[Opening EXCERPTED RECORDS section]

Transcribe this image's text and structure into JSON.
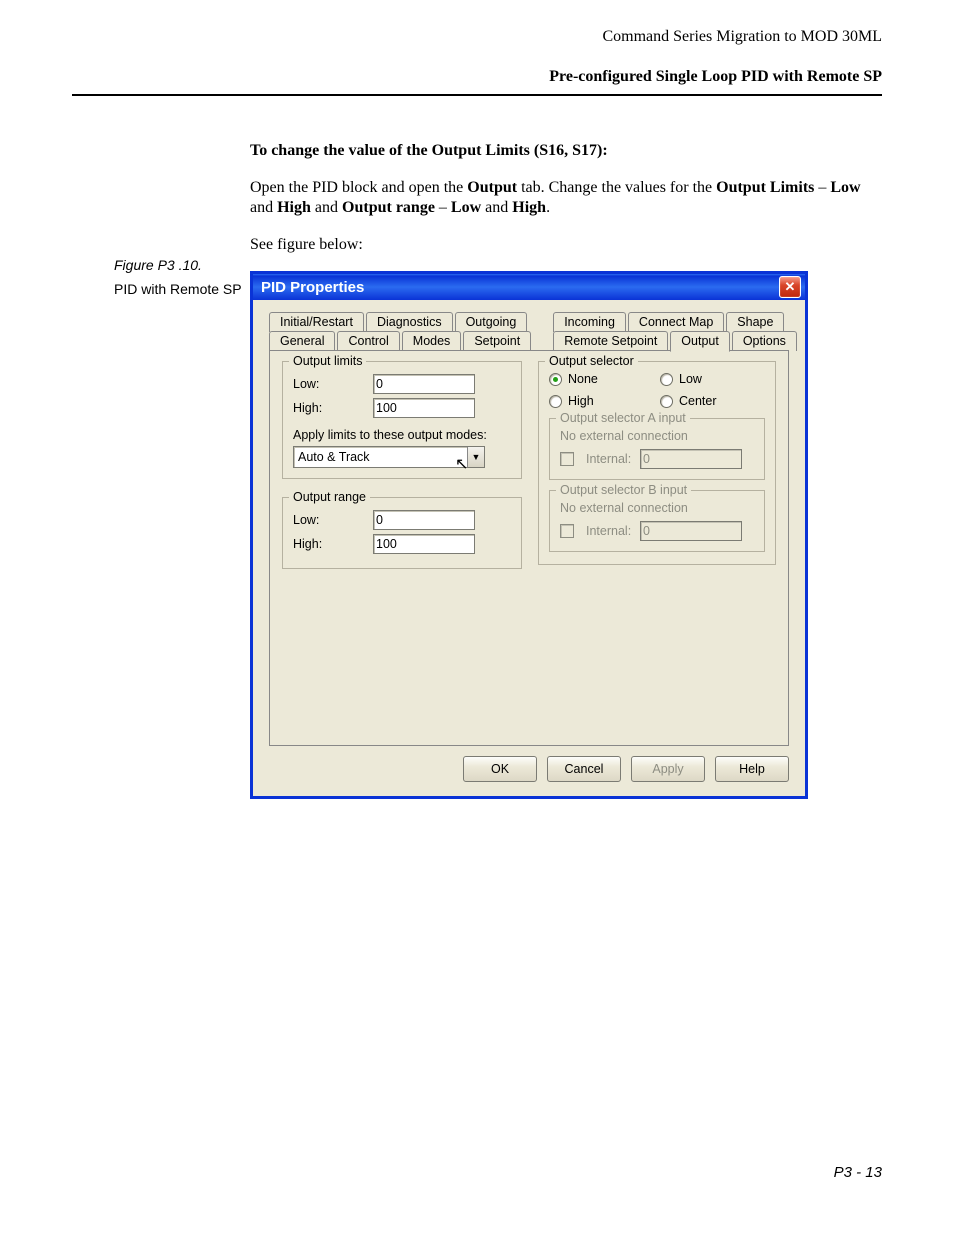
{
  "doc": {
    "header1": "Command Series Migration to MOD 30ML",
    "header2": "Pre-configured Single Loop PID with Remote SP",
    "heading": "To change the value of the Output Limits (S16, S17):",
    "para_parts": {
      "p1a": "Open the PID block and open the ",
      "p1b": "Output",
      "p1c": " tab. Change the values for the ",
      "p1d": "Output Limits",
      "p1e": " – ",
      "p1f": "Low",
      "p1g": " and ",
      "p1h": "High",
      "p1i": " and ",
      "p1j": "Output range",
      "p1k": " – ",
      "p1l": "Low",
      "p1m": " and ",
      "p1n": "High",
      "p1o": "."
    },
    "see_below": "See figure below:",
    "fig_num": "Figure P3 .10.",
    "fig_title": "PID with Remote SP",
    "pagenum": "P3 - 13"
  },
  "dlg": {
    "title": "PID Properties",
    "close_glyph": "✕",
    "tabs_row1": [
      "Initial/Restart",
      "Diagnostics",
      "Outgoing"
    ],
    "tabs_row1b": [
      "Incoming",
      "Connect Map",
      "Shape"
    ],
    "tabs_row2": [
      "General",
      "Control",
      "Modes",
      "Setpoint"
    ],
    "tabs_row2b": [
      "Remote Setpoint",
      "Output",
      "Options"
    ],
    "active_tab": "Output",
    "limits": {
      "legend": "Output limits",
      "low_label": "Low:",
      "low_value": "0",
      "high_label": "High:",
      "high_value": "100",
      "apply_label": "Apply limits to these output modes:",
      "apply_value": "Auto & Track",
      "combo_arrow": "▼"
    },
    "range": {
      "legend": "Output range",
      "low_label": "Low:",
      "low_value": "0",
      "high_label": "High:",
      "high_value": "100"
    },
    "selector": {
      "legend": "Output selector",
      "opts": [
        "None",
        "Low",
        "High",
        "Center"
      ],
      "selected": "None",
      "a_legend": "Output selector A input",
      "b_legend": "Output selector B input",
      "noext": "No external connection",
      "internal_label": "Internal:",
      "internal_value": "0"
    },
    "btns": {
      "ok": "OK",
      "cancel": "Cancel",
      "apply": "Apply",
      "help": "Help"
    }
  }
}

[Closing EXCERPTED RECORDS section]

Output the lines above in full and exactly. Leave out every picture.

YOUR SOLUTION:
Transcribe this image's text and structure into JSON.
{
  "doc": {
    "header1": "Command Series Migration to MOD 30ML",
    "header2": "Pre-configured Single Loop PID with Remote SP",
    "heading": "To change the value of the Output Limits (S16, S17):",
    "para_parts": {
      "p1a": "Open the PID block and open the ",
      "p1b": "Output",
      "p1c": " tab. Change the values for the ",
      "p1d": "Output Limits",
      "p1e": " – ",
      "p1f": "Low",
      "p1g": " and ",
      "p1h": "High",
      "p1i": " and ",
      "p1j": "Output range",
      "p1k": " – ",
      "p1l": "Low",
      "p1m": " and ",
      "p1n": "High",
      "p1o": "."
    },
    "see_below": "See figure below:",
    "fig_num": "Figure P3 .10.",
    "fig_title": "PID with Remote SP",
    "pagenum": "P3 - 13"
  },
  "dlg": {
    "title": "PID Properties",
    "close_glyph": "✕",
    "tabs_row1": [
      "Initial/Restart",
      "Diagnostics",
      "Outgoing"
    ],
    "tabs_row1b": [
      "Incoming",
      "Connect Map",
      "Shape"
    ],
    "tabs_row2": [
      "General",
      "Control",
      "Modes",
      "Setpoint"
    ],
    "tabs_row2b": [
      "Remote Setpoint",
      "Output",
      "Options"
    ],
    "active_tab": "Output",
    "limits": {
      "legend": "Output limits",
      "low_label": "Low:",
      "low_value": "0",
      "high_label": "High:",
      "high_value": "100",
      "apply_label": "Apply limits to these output modes:",
      "apply_value": "Auto & Track",
      "combo_arrow": "▼"
    },
    "range": {
      "legend": "Output range",
      "low_label": "Low:",
      "low_value": "0",
      "high_label": "High:",
      "high_value": "100"
    },
    "selector": {
      "legend": "Output selector",
      "opts": [
        "None",
        "Low",
        "High",
        "Center"
      ],
      "selected": "None",
      "a_legend": "Output selector A input",
      "b_legend": "Output selector B input",
      "noext": "No external connection",
      "internal_label": "Internal:",
      "internal_value": "0"
    },
    "btns": {
      "ok": "OK",
      "cancel": "Cancel",
      "apply": "Apply",
      "help": "Help"
    }
  }
}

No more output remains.